Delicate prints and biker and equestrian influences feature in the autumn 11 collections at Gerry Weber. The brand pinpoints strong colours such as red and blue as important for the UK market. The narrow, jodhpur-style trouser is a key piece. Patterned knitwear features on long-line cardigans, while fitted knitwear is worn with narrow skirts. Tunic-style T-shirts and blouses that can be worn with leggings are also an essential look. The palette spans rose pink and taupe for the pre-autumn season and continues into dark greys and berry tones for winter. Red is incorporated into leopard prints, while other key prints are equestrian influenced.
Separates make up the bulk of Caractère’s autumn collection. Wide-leg, tailored trousers sit alongside roll-neck knits, knitted layering vests and T-shirts with long-line knitted cardigans. Alternatively, slim-fit trousers in grey and brown are paired with a cropped blazer or belted macs. Other outerwear includes a quilted, short-sleeved jacket with faux-fur trim.
A black sheath dress with ruffle detail and oversized knitwear also stand out.
Long jersey dresses with asymmetric and ruffled hemlines characterise Karen Cole’s autumn 11 offer. Historically, dresses make up the brand’s best-selling category and this season they come with gathered and sectioned pleated fronts referencing 1960s silhouettes, including A-line tunics. Design details on dresses include visible zip pockets. The palette is muted, lending itself to layering, which the brand’s director Karen Cole cites as a key trend for autumn 11. Grey, navy and mauve are complemented by red highlights, while fabrics are dominated by merino wool and printed viscose jersey.
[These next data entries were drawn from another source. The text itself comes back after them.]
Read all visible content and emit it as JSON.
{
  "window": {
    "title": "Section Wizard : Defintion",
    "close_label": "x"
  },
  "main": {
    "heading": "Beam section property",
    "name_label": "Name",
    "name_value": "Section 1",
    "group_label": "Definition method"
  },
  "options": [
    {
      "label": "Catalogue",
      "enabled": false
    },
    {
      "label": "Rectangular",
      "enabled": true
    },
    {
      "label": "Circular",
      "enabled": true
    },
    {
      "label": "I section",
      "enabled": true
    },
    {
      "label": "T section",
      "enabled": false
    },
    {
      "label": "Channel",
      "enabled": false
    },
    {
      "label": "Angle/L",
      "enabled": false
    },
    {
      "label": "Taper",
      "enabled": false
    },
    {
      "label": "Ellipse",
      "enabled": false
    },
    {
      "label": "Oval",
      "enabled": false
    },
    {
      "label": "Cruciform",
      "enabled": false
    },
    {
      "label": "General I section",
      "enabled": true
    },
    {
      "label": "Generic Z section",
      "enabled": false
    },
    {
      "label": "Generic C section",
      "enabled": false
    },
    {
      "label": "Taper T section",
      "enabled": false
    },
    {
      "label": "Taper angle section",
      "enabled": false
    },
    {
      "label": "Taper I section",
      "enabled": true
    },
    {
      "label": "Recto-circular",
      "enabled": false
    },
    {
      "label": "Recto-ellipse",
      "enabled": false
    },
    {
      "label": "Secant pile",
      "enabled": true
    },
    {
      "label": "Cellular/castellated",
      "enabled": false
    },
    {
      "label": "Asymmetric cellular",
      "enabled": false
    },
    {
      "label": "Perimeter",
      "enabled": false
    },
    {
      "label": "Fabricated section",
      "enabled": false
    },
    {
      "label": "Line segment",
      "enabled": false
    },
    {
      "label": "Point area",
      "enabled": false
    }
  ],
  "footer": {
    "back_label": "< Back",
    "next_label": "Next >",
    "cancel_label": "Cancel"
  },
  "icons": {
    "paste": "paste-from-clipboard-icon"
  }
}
Subtle animal prints and distorted florals are the dominant prints.